[Task]:
Repeat the records below word for word.

_ _ _ _ _ _ _

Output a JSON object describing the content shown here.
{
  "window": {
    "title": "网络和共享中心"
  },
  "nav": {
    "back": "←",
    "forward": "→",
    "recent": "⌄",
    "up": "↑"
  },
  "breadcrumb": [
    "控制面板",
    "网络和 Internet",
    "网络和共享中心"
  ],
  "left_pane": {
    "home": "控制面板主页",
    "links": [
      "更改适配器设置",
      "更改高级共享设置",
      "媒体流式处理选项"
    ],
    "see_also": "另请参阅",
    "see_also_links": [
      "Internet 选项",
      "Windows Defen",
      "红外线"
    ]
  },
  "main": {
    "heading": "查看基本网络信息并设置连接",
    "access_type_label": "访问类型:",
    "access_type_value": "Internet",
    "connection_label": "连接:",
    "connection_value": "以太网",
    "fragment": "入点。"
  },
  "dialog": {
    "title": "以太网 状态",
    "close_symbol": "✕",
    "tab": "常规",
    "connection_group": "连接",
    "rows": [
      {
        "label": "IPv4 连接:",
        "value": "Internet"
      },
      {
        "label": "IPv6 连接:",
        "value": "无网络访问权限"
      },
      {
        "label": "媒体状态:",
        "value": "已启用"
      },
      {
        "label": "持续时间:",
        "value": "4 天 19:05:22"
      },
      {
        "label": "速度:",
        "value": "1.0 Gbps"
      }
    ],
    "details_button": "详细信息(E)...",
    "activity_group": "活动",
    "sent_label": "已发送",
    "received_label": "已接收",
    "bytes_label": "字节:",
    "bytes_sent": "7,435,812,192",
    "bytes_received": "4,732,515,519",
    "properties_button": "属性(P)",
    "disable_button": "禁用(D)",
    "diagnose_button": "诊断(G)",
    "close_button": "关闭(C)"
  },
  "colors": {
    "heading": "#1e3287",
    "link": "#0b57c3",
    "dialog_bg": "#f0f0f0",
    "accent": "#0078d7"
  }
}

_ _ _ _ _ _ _

[Task solution]:
Output a JSON object describing the content shown here.
{
  "window": {
    "title": "网络和共享中心"
  },
  "nav": {
    "back": "←",
    "forward": "→",
    "recent": "⌄",
    "up": "↑"
  },
  "breadcrumb": [
    "控制面板",
    "网络和 Internet",
    "网络和共享中心"
  ],
  "left_pane": {
    "home": "控制面板主页",
    "links": [
      "更改适配器设置",
      "更改高级共享设置",
      "媒体流式处理选项"
    ],
    "see_also": "另请参阅",
    "see_also_links": [
      "Internet 选项",
      "Windows Defen",
      "红外线"
    ]
  },
  "main": {
    "heading": "查看基本网络信息并设置连接",
    "access_type_label": "访问类型:",
    "access_type_value": "Internet",
    "connection_label": "连接:",
    "connection_value": "以太网",
    "fragment": "入点。"
  },
  "dialog": {
    "title": "以太网 状态",
    "close_symbol": "✕",
    "tab": "常规",
    "connection_group": "连接",
    "rows": [
      {
        "label": "IPv4 连接:",
        "value": "Internet"
      },
      {
        "label": "IPv6 连接:",
        "value": "无网络访问权限"
      },
      {
        "label": "媒体状态:",
        "value": "已启用"
      },
      {
        "label": "持续时间:",
        "value": "4 天 19:05:22"
      },
      {
        "label": "速度:",
        "value": "1.0 Gbps"
      }
    ],
    "details_button": "详细信息(E)...",
    "activity_group": "活动",
    "sent_label": "已发送",
    "received_label": "已接收",
    "bytes_label": "字节:",
    "bytes_sent": "7,435,812,192",
    "bytes_received": "4,732,515,519",
    "properties_button": "属性(P)",
    "disable_button": "禁用(D)",
    "diagnose_button": "诊断(G)",
    "close_button": "关闭(C)"
  },
  "colors": {
    "heading": "#1e3287",
    "link": "#0b57c3",
    "dialog_bg": "#f0f0f0",
    "accent": "#0078d7"
  }
}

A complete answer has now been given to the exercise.